I am a child and adolescent psychiatrist who has been in practice for 34 years. Over the years I have been involved in many projects and issues nationally and regionally. At this stage in my career, I want to move away from full time care of patients and devote part of my time training and assisting others who work under more severe restrictions of time and training while attempting to treat children with mental health and behavioral problems.
I grew up in an academic family. My father was a very well know research veterinarian. I spent my first year in school in a small town in Holland where my father worked restoring Dutch cattle and swine herds. All of us were expected to do well and we enjoyed the approval of our parents when we did. Math and science were my forte. I started college with the idea of becoming an academic researcher like my father, an idea that stayed with me even after entering medical school. Along the way, I became enchanted with child psychiatry and have never looked back.
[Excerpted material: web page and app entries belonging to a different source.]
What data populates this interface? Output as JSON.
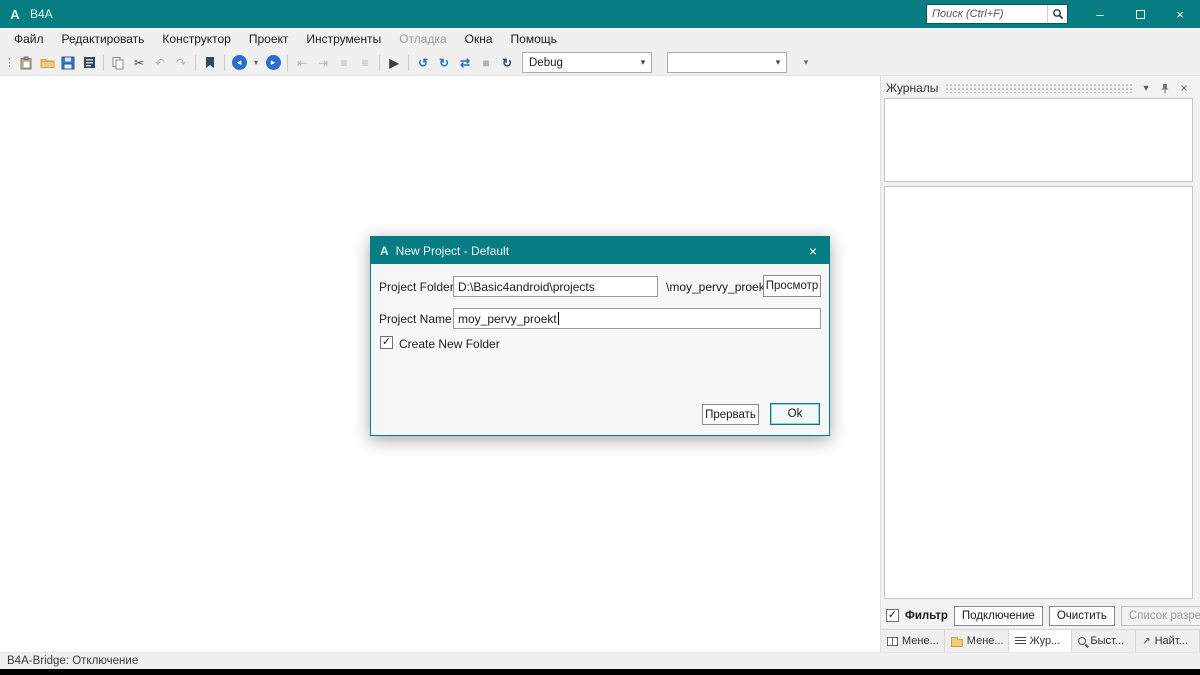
{
  "colors": {
    "accent_teal": "#077c82",
    "folder_yellow": "#f3cd7e",
    "save_blue": "#3a76c4",
    "nav_blue": "#2a70c8",
    "chrome_gray": "#f0f0f0"
  },
  "window": {
    "logo": "A",
    "title": "B4A",
    "search_placeholder": "Поиск (Ctrl+F)"
  },
  "glyphs": {
    "grip": "⋮",
    "cut": "✂",
    "undo": "↶",
    "redo": "↷",
    "back": "◂",
    "forward": "▸",
    "chevron_down": "▾",
    "outdent": "⇤",
    "indent": "⇥",
    "comment": "≡",
    "uncomment": "≡",
    "run": "▶",
    "connect": "↺",
    "compile": "↻",
    "resume": "⇄",
    "stop": "■",
    "clean": "↻",
    "overflow": "▾",
    "minimize": "–",
    "close": "×",
    "check": "✓",
    "find_arrow": "↗"
  },
  "menu": {
    "items": [
      {
        "label": "Файл"
      },
      {
        "label": "Редактировать"
      },
      {
        "label": "Конструктор"
      },
      {
        "label": "Проект"
      },
      {
        "label": "Инструменты"
      },
      {
        "label": "Отладка",
        "disabled": true
      },
      {
        "label": "Окна"
      },
      {
        "label": "Помощь"
      }
    ]
  },
  "toolbar": {
    "debug_dropdown": {
      "value": "Debug"
    },
    "profile_dropdown": {
      "value": ""
    },
    "icon_names": [
      "toolbar-grip",
      "paste-icon",
      "open-folder-icon",
      "save-icon",
      "find-icon",
      "copy-icon",
      "cut-icon",
      "undo-icon",
      "redo-icon",
      "bookmark-icon",
      "back-icon",
      "back-dropdown-icon",
      "forward-icon",
      "outdent-icon",
      "indent-icon",
      "comment-icon",
      "uncomment-icon",
      "run-icon",
      "connect-icon",
      "compile-icon",
      "resume-icon",
      "stop-icon",
      "clean-icon",
      "toolbar-overflow-icon"
    ]
  },
  "dialog": {
    "logo": "A",
    "title": "New Project - Default",
    "project_folder_label": "Project Folder",
    "project_folder_value": "D:\\Basic4android\\projects",
    "folder_suffix": "\\moy_pervy_proekt",
    "browse_label": "Просмотр",
    "project_name_label": "Project Name",
    "project_name_value": "moy_pervy_proekt",
    "create_folder_label": "Create New Folder",
    "create_folder_checked": true,
    "cancel_label": "Прервать",
    "ok_label": "Ok"
  },
  "logs_panel": {
    "title": "Журналы",
    "filter_label": "Фильтр",
    "filter_checked": true,
    "connect_label": "Подключение",
    "clear_label": "Очистить",
    "permissions_label": "Список разрешений",
    "tabs": [
      {
        "label": "Мене..."
      },
      {
        "label": "Мене..."
      },
      {
        "label": "Жур...",
        "active": true
      },
      {
        "label": "Быст..."
      },
      {
        "label": "Найт..."
      }
    ]
  },
  "status_bar": {
    "text": "B4A-Bridge: Отключение"
  }
}
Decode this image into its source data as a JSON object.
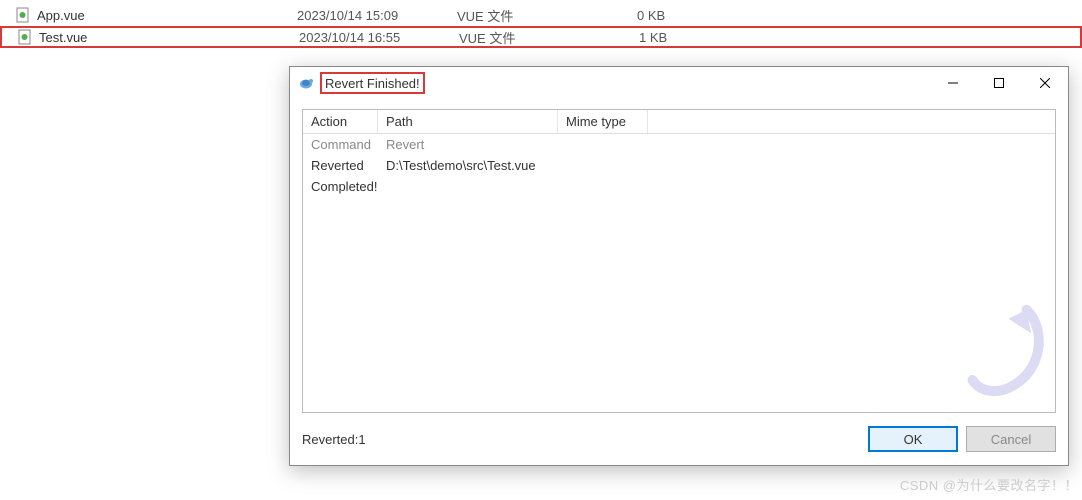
{
  "files": [
    {
      "name": "App.vue",
      "date": "2023/10/14 15:09",
      "type": "VUE 文件",
      "size": "0 KB"
    },
    {
      "name": "Test.vue",
      "date": "2023/10/14 16:55",
      "type": "VUE 文件",
      "size": "1 KB"
    }
  ],
  "dialog": {
    "title": "Revert Finished!",
    "headers": {
      "action": "Action",
      "path": "Path",
      "mime": "Mime type"
    },
    "rows": [
      {
        "kind": "command",
        "action": "Command",
        "path": "Revert",
        "mime": ""
      },
      {
        "kind": "item",
        "action": "Reverted",
        "path": "D:\\Test\\demo\\src\\Test.vue",
        "mime": ""
      },
      {
        "kind": "done",
        "action": "Completed!",
        "path": "",
        "mime": ""
      }
    ],
    "status": "Reverted:1",
    "buttons": {
      "ok": "OK",
      "cancel": "Cancel"
    }
  },
  "watermark": "CSDN @为什么要改名字！！"
}
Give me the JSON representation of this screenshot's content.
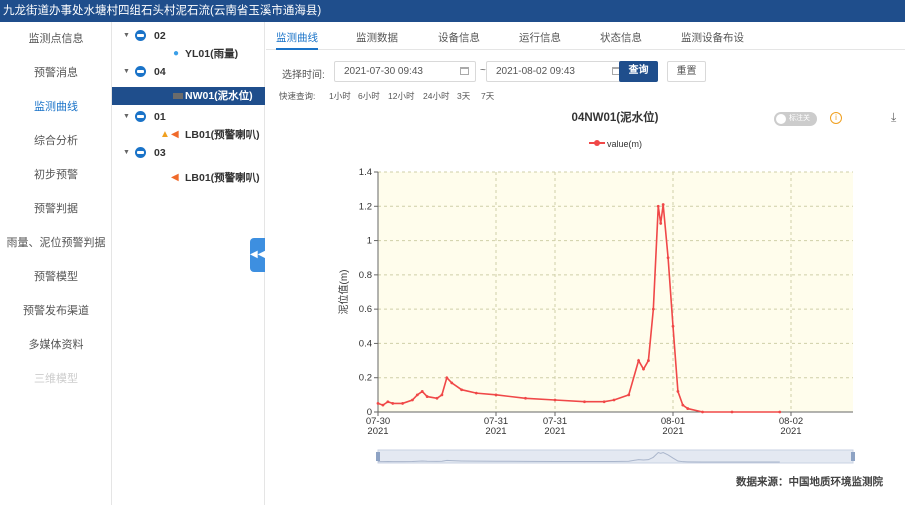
{
  "header": {
    "title": "九龙街道办事处水塘村四组石头村泥石流(云南省玉溪市通海县)"
  },
  "nav": {
    "items": [
      {
        "label": "监测点信息",
        "state": "normal"
      },
      {
        "label": "预警消息",
        "state": "normal"
      },
      {
        "label": "监测曲线",
        "state": "active"
      },
      {
        "label": "综合分析",
        "state": "normal"
      },
      {
        "label": "初步预警",
        "state": "normal"
      },
      {
        "label": "预警判据",
        "state": "normal"
      },
      {
        "label": "雨量、泥位预警判据",
        "state": "normal"
      },
      {
        "label": "预警模型",
        "state": "normal"
      },
      {
        "label": "预警发布渠道",
        "state": "normal"
      },
      {
        "label": "多媒体资料",
        "state": "normal"
      },
      {
        "label": "三维模型",
        "state": "disabled"
      }
    ]
  },
  "tree": {
    "collapse_icon": "double-chevron-left-icon",
    "rows": [
      {
        "type": "group",
        "label": "02",
        "icon": "database-icon"
      },
      {
        "type": "leaf",
        "label": "YL01(雨量)",
        "icon": "raindrop-icon"
      },
      {
        "type": "group",
        "label": "04",
        "icon": "database-icon"
      },
      {
        "type": "leaf",
        "label": "NW01(泥水位)",
        "icon": "level-gauge-icon",
        "selected": true
      },
      {
        "type": "group",
        "label": "01",
        "icon": "database-icon"
      },
      {
        "type": "leaf",
        "label": "LB01(预警喇叭)",
        "icon": "speaker-icon",
        "warning": true
      },
      {
        "type": "group",
        "label": "03",
        "icon": "database-icon"
      },
      {
        "type": "leaf",
        "label": "LB01(预警喇叭)",
        "icon": "speaker-icon"
      }
    ]
  },
  "tabs": [
    {
      "label": "监测曲线",
      "active": true
    },
    {
      "label": "监测数据"
    },
    {
      "label": "设备信息"
    },
    {
      "label": "运行信息"
    },
    {
      "label": "状态信息"
    },
    {
      "label": "监测设备布设"
    }
  ],
  "filters": {
    "time_label": "选择时间:",
    "start": "2021-07-30 09:43",
    "separator": "~",
    "end": "2021-08-02 09:43",
    "query_button": "查询",
    "reset_button": "重置",
    "quick_label": "快速查询:",
    "quick_options": [
      "1小时",
      "6小时",
      "12小时",
      "24小时",
      "3天",
      "7天"
    ]
  },
  "toolbar": {
    "toggle_label": "标注关"
  },
  "footer": {
    "source": "数据来源：中国地质环境监测院"
  },
  "colors": {
    "accent": "#1a73c8",
    "header_bg": "#1f4e8c",
    "series": "#f04848",
    "plot_bg": "#fffdec"
  },
  "chart_data": {
    "type": "line",
    "title": "04NW01(泥水位)",
    "ylabel": "泥位值(m)",
    "legend": "top-center",
    "ylim": [
      0,
      1.4
    ],
    "yticks": [
      0,
      0.2,
      0.4,
      0.6,
      0.8,
      1,
      1.2,
      1.4
    ],
    "xlim": [
      "2021-07-30 00:00",
      "2021-08-02 00:00"
    ],
    "xticks": [
      {
        "t": "2021-07-30 00:00",
        "label": [
          "07-30",
          "2021"
        ]
      },
      {
        "t": "2021-07-31 00:00",
        "label": [
          "07-31",
          "2021"
        ]
      },
      {
        "t": "2021-07-31 12:00",
        "label": [
          "07-31",
          "2021"
        ]
      },
      {
        "t": "2021-08-01 12:00",
        "label": [
          "08-01",
          "2021"
        ]
      },
      {
        "t": "2021-08-02 12:00",
        "label": [
          "08-02",
          "2021"
        ]
      }
    ],
    "series": [
      {
        "name": "value(m)",
        "points": [
          [
            "2021-07-30 00:00",
            0.05
          ],
          [
            "2021-07-30 01:00",
            0.04
          ],
          [
            "2021-07-30 02:00",
            0.06
          ],
          [
            "2021-07-30 03:00",
            0.05
          ],
          [
            "2021-07-30 05:00",
            0.05
          ],
          [
            "2021-07-30 07:00",
            0.07
          ],
          [
            "2021-07-30 08:00",
            0.1
          ],
          [
            "2021-07-30 09:00",
            0.12
          ],
          [
            "2021-07-30 10:00",
            0.09
          ],
          [
            "2021-07-30 12:00",
            0.08
          ],
          [
            "2021-07-30 13:00",
            0.1
          ],
          [
            "2021-07-30 14:00",
            0.2
          ],
          [
            "2021-07-30 15:00",
            0.17
          ],
          [
            "2021-07-30 17:00",
            0.13
          ],
          [
            "2021-07-30 20:00",
            0.11
          ],
          [
            "2021-07-31 00:00",
            0.1
          ],
          [
            "2021-07-31 06:00",
            0.08
          ],
          [
            "2021-07-31 12:00",
            0.07
          ],
          [
            "2021-07-31 18:00",
            0.06
          ],
          [
            "2021-07-31 22:00",
            0.06
          ],
          [
            "2021-08-01 00:00",
            0.07
          ],
          [
            "2021-08-01 03:00",
            0.1
          ],
          [
            "2021-08-01 05:00",
            0.3
          ],
          [
            "2021-08-01 06:00",
            0.25
          ],
          [
            "2021-08-01 07:00",
            0.3
          ],
          [
            "2021-08-01 08:00",
            0.6
          ],
          [
            "2021-08-01 09:00",
            1.2
          ],
          [
            "2021-08-01 09:30",
            1.1
          ],
          [
            "2021-08-01 10:00",
            1.21
          ],
          [
            "2021-08-01 11:00",
            0.9
          ],
          [
            "2021-08-01 12:00",
            0.5
          ],
          [
            "2021-08-01 13:00",
            0.12
          ],
          [
            "2021-08-01 14:00",
            0.04
          ],
          [
            "2021-08-01 15:00",
            0.02
          ],
          [
            "2021-08-01 18:00",
            0.0
          ],
          [
            "2021-08-02 00:00",
            0.0
          ],
          [
            "2021-08-02 09:43",
            0.0
          ]
        ]
      }
    ]
  }
}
After completeing my child psychiatry training at UW, I opened a private practice nearby. It seemed odd to me that there was no state organization for child psychiatrists, even though there were a substantial number. I called several of those whom I considered community leaders to discuss this with them and out of those discussions arose the Washington State Council of Child (now including "and Adolescent") Psychiatry. That began a long involvement with medical organizations. Eventually I became quite involved with the American Academy of Child and Adolescent Psychiatry, taking on a sequence of leadership roles. I was nominated for President Elect in 2001 but lost in a close election. Although I have continued to be active at the national level, I have become concerned about the increasing prevalence of serious psychiatric and developmental problems in children and the dearth of well trained professionals to treat these children. Because primary care physicians and nurse practitioners are now assessing and treating roughtly 75% of the mental health problems in children coming to medical attention, I spent several years developing a state-wide training and support service for PCPs which, although initially funded by the State, fell victim to "The Great Recession."
I have been married for forty years and have two adult children and one grandson. Although I have many outside interests, performing music is taking up an increasing amount of time. I play tenor trombone with the Sound Brass Quintet and the Rain City Symphony. I recently had my first, and perhaps last, opportunity to perform a concerto with a full orchestra.